→ **Your objective**:
Go through the data below and copy each line where the word "kind" occurs.

→ **Records for the exercise**:
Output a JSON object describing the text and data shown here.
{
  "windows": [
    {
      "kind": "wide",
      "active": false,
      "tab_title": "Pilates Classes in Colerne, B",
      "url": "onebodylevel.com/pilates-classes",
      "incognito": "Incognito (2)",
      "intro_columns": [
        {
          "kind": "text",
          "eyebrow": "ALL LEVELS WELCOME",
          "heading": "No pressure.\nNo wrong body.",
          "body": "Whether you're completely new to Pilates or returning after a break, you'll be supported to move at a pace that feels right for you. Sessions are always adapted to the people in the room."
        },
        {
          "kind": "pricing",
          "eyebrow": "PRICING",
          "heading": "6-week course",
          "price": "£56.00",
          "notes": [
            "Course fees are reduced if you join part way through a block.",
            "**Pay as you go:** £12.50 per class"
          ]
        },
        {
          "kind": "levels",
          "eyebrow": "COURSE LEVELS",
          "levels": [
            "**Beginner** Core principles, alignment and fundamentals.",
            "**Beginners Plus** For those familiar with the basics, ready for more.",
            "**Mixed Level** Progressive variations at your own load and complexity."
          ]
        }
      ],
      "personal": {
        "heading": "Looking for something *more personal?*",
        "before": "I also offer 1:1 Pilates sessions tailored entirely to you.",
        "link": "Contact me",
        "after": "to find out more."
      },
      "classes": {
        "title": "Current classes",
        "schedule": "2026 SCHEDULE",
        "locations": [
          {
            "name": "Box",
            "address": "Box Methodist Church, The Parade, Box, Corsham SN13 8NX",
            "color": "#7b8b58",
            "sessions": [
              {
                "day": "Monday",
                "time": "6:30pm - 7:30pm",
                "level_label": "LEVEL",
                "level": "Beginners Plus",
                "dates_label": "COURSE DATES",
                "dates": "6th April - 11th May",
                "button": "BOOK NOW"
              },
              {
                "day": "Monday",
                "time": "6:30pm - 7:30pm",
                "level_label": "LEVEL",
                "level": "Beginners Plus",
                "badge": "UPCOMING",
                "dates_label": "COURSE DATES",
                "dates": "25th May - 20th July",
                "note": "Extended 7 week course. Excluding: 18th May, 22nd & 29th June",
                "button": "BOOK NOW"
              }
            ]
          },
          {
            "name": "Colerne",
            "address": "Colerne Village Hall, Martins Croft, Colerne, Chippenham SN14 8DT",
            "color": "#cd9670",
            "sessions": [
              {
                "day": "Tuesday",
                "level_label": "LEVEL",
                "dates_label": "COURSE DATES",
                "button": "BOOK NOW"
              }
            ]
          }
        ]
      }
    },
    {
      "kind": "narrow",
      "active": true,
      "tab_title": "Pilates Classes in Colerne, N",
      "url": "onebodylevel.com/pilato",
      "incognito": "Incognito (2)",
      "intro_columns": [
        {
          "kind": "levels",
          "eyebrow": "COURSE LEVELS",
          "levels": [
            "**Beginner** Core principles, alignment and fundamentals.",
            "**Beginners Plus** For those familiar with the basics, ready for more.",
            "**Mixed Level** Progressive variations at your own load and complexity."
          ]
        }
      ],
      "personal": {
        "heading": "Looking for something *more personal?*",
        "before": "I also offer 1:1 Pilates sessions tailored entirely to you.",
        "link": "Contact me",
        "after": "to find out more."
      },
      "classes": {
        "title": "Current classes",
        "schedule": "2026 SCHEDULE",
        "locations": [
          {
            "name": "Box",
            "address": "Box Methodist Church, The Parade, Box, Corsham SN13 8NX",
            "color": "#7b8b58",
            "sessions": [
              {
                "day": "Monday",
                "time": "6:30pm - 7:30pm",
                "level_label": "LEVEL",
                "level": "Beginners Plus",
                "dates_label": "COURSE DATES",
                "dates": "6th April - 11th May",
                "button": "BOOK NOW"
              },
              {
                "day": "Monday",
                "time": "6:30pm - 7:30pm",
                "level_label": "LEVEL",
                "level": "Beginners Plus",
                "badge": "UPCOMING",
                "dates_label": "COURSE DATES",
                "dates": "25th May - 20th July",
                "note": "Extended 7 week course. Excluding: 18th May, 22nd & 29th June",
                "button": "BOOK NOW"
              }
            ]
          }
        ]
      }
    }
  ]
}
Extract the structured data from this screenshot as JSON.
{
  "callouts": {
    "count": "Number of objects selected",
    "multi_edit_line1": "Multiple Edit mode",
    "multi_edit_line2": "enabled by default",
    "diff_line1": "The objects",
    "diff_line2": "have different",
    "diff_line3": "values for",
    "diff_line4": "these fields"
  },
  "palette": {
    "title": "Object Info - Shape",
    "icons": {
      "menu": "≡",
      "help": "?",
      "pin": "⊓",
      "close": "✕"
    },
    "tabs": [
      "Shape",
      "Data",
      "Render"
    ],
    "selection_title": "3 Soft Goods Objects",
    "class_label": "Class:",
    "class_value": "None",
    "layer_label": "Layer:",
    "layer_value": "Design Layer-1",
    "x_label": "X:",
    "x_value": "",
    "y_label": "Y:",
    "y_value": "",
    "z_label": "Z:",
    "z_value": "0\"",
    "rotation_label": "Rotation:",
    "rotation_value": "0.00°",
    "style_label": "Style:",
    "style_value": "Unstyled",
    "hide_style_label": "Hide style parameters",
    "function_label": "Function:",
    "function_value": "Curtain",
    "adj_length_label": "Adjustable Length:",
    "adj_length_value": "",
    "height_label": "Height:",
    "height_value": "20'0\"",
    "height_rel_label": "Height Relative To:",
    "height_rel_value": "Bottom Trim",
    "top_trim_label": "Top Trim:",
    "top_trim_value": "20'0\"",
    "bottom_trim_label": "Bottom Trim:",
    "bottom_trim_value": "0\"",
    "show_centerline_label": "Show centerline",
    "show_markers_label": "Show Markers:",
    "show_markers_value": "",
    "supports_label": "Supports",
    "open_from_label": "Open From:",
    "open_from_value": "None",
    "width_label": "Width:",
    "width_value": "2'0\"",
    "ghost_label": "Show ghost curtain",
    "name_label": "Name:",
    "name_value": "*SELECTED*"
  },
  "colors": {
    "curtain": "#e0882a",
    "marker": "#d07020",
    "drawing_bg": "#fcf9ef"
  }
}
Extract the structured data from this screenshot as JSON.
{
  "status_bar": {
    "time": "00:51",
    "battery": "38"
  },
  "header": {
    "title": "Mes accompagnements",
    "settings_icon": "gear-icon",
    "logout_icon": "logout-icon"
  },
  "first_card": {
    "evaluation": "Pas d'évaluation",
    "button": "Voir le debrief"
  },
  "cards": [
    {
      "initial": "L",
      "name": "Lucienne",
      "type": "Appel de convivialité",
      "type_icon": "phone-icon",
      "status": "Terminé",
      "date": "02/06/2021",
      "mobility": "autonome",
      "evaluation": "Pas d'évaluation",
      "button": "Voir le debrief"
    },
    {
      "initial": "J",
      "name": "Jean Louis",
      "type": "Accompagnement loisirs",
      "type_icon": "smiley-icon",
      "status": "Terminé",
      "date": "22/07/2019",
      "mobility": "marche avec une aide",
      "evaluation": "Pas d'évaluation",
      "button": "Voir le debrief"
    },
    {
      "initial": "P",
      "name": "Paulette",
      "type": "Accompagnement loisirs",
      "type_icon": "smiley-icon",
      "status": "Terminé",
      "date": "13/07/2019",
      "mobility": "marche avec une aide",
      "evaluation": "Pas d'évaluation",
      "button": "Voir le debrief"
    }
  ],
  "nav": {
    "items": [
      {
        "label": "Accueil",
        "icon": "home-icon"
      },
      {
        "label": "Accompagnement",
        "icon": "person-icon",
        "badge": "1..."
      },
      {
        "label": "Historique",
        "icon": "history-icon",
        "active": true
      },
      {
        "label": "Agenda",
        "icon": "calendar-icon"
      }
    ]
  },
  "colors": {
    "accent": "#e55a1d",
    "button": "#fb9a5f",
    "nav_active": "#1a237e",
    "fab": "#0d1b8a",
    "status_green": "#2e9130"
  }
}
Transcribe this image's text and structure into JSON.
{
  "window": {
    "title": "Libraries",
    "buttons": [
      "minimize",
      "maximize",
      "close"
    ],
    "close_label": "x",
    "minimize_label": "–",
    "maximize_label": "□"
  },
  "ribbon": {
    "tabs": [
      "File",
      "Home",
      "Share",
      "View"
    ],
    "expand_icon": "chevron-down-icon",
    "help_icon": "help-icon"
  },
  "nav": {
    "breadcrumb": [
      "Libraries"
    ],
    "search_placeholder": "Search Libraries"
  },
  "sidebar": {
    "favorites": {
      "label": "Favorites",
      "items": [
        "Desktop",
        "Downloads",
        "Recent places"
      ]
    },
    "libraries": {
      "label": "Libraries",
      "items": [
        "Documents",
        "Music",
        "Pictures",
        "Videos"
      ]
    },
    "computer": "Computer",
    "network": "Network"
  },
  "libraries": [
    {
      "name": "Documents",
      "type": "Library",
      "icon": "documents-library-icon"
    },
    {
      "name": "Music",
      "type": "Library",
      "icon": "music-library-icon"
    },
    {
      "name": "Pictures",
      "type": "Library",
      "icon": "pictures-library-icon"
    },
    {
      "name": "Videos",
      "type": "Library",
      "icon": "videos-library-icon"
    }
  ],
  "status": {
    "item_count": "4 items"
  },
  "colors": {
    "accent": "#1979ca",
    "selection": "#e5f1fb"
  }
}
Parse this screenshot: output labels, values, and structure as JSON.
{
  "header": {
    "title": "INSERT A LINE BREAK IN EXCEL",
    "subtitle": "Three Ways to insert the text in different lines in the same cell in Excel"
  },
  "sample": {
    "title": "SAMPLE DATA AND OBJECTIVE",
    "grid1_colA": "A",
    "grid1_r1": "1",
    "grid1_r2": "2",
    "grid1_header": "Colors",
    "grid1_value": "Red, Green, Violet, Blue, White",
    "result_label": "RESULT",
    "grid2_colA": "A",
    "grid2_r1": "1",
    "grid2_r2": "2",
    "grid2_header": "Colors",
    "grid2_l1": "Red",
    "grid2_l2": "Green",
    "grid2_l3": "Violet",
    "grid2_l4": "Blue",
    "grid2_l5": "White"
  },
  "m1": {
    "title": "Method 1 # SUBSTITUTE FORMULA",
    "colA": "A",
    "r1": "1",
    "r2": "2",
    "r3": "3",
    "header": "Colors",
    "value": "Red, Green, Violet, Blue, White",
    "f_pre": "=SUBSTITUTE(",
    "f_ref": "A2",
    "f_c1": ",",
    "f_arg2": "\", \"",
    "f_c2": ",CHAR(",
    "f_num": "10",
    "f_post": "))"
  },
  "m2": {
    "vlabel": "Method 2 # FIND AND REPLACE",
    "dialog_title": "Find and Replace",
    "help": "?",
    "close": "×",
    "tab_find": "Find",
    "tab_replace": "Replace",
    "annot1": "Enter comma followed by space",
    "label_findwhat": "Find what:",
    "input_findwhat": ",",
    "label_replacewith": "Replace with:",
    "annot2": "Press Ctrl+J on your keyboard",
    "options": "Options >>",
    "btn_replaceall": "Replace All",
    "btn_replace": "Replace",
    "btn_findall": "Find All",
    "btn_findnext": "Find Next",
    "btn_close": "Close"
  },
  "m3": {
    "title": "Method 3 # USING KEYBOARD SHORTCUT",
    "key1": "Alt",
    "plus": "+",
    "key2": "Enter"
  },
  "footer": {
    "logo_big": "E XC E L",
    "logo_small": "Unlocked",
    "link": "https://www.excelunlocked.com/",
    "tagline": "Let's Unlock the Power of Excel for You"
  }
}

→ **Result**:
      "kind": "wide",
          "kind": "text",
          "kind": "pricing",
          "kind": "levels",
      "kind": "narrow",
          "kind": "levels",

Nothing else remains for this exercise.